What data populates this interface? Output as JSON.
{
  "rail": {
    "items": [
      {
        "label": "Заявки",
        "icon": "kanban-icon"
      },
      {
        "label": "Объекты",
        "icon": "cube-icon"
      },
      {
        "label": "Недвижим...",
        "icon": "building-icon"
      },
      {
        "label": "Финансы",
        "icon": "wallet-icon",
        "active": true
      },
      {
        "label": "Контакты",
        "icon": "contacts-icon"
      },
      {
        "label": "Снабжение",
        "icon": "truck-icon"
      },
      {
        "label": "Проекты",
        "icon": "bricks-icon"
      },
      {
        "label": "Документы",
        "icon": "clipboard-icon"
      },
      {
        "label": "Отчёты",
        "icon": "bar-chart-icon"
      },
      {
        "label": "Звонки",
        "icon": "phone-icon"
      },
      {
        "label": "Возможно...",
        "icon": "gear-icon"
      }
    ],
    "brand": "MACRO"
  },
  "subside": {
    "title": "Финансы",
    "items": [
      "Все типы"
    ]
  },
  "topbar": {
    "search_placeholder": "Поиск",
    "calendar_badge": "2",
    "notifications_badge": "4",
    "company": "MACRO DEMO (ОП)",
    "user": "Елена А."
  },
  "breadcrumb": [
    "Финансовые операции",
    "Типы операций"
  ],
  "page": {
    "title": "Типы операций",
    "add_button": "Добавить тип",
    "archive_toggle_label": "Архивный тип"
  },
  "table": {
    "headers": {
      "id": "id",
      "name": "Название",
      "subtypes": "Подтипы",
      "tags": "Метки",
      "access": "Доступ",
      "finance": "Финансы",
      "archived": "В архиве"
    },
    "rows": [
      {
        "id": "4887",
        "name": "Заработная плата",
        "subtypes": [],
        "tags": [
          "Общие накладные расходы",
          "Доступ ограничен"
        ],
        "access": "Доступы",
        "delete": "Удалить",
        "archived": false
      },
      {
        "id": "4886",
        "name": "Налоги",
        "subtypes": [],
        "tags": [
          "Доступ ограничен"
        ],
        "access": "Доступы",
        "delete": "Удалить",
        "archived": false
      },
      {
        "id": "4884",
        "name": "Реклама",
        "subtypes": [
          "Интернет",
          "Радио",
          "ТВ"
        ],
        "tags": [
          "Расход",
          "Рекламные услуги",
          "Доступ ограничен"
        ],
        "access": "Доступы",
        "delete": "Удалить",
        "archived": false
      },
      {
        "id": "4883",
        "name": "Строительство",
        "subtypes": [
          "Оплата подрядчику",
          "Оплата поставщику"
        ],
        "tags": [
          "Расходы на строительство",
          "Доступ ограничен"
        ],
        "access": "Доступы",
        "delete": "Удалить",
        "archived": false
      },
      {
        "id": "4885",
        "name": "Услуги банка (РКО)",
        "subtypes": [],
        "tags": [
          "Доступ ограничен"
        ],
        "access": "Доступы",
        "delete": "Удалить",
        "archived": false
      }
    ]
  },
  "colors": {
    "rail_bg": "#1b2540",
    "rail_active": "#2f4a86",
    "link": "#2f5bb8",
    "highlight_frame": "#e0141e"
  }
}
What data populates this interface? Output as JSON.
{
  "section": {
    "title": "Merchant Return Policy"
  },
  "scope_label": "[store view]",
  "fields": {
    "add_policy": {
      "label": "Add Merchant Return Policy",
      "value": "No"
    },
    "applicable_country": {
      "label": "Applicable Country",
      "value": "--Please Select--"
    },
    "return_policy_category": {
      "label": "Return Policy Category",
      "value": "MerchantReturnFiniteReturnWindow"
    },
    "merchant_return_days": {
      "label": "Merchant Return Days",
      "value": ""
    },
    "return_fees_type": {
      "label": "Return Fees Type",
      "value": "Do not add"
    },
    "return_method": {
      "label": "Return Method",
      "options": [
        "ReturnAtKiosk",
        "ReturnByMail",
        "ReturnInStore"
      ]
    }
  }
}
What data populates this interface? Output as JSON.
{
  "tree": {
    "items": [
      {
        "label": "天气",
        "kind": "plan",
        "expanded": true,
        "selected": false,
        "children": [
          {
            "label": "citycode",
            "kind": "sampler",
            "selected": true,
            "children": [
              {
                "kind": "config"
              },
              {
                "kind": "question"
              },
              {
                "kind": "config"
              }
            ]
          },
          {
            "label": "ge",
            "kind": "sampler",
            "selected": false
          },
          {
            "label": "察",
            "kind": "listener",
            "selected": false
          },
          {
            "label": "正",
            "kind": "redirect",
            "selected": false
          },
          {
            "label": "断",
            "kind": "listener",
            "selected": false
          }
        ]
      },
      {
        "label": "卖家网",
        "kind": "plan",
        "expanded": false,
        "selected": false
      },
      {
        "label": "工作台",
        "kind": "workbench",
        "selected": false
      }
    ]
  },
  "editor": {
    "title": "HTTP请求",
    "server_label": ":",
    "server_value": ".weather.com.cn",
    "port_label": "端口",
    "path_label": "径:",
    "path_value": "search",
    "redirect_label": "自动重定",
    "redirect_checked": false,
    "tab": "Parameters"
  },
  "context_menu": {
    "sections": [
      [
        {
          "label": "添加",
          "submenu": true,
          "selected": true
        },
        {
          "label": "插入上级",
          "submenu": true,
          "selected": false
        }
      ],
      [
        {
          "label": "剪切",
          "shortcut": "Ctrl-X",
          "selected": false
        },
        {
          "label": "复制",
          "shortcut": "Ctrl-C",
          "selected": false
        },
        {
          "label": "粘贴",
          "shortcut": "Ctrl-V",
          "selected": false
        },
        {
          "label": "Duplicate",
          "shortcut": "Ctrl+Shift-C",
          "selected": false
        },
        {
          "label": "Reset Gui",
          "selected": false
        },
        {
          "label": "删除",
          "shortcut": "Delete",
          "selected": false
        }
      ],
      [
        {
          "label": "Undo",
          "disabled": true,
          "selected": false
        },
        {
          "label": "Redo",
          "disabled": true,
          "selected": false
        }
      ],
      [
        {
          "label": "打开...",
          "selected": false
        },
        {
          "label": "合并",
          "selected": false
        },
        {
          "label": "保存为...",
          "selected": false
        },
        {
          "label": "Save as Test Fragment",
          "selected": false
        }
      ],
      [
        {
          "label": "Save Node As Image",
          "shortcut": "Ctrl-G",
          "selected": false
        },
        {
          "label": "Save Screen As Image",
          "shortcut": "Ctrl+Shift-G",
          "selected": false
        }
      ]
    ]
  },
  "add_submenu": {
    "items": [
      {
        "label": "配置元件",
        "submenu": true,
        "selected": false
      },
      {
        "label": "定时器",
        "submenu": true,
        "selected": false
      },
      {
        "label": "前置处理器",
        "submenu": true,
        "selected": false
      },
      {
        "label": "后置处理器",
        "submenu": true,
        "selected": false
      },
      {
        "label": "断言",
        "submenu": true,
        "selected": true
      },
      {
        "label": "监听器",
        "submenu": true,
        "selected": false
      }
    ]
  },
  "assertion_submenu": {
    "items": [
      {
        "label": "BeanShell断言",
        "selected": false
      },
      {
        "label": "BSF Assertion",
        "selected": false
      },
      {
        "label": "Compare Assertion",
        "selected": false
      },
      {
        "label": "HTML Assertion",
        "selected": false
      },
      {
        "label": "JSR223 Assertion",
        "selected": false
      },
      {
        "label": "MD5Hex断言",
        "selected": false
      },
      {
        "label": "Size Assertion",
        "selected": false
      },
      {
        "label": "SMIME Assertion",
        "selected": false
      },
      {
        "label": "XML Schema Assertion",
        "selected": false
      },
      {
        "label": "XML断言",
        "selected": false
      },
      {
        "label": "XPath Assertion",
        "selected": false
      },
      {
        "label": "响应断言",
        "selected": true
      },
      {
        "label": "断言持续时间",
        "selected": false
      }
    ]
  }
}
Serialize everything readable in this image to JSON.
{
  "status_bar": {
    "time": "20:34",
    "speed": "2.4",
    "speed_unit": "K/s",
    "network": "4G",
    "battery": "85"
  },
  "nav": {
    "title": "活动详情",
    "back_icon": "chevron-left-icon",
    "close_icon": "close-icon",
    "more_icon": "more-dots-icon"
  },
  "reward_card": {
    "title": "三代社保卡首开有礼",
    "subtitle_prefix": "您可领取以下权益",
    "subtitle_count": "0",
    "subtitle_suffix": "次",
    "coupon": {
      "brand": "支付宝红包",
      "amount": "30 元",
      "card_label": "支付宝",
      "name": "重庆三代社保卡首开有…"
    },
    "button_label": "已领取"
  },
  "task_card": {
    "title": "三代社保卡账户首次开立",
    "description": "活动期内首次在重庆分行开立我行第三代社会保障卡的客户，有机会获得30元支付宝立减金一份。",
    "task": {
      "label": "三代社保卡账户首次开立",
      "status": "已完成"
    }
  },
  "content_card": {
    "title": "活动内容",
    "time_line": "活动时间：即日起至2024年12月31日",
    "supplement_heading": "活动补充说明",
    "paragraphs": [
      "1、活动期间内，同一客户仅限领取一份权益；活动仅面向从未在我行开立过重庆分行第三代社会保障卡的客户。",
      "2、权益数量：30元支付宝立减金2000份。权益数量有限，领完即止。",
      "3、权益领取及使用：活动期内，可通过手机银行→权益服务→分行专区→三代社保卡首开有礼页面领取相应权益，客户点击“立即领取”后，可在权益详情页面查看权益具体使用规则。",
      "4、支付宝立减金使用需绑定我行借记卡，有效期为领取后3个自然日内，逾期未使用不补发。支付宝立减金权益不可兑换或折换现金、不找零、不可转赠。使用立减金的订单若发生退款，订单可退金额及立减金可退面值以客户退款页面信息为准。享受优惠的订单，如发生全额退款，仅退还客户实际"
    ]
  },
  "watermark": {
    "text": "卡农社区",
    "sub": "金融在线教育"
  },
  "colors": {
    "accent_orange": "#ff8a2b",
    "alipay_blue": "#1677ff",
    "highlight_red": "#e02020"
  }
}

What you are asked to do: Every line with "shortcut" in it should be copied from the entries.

Answer area:
          "shortcut": "Ctrl-X",
          "shortcut": "Ctrl-C",
          "shortcut": "Ctrl-V",
          "shortcut": "Ctrl+Shift-C",
          "shortcut": "Delete",
          "shortcut": "Ctrl-G",
          "shortcut": "Ctrl+Shift-G",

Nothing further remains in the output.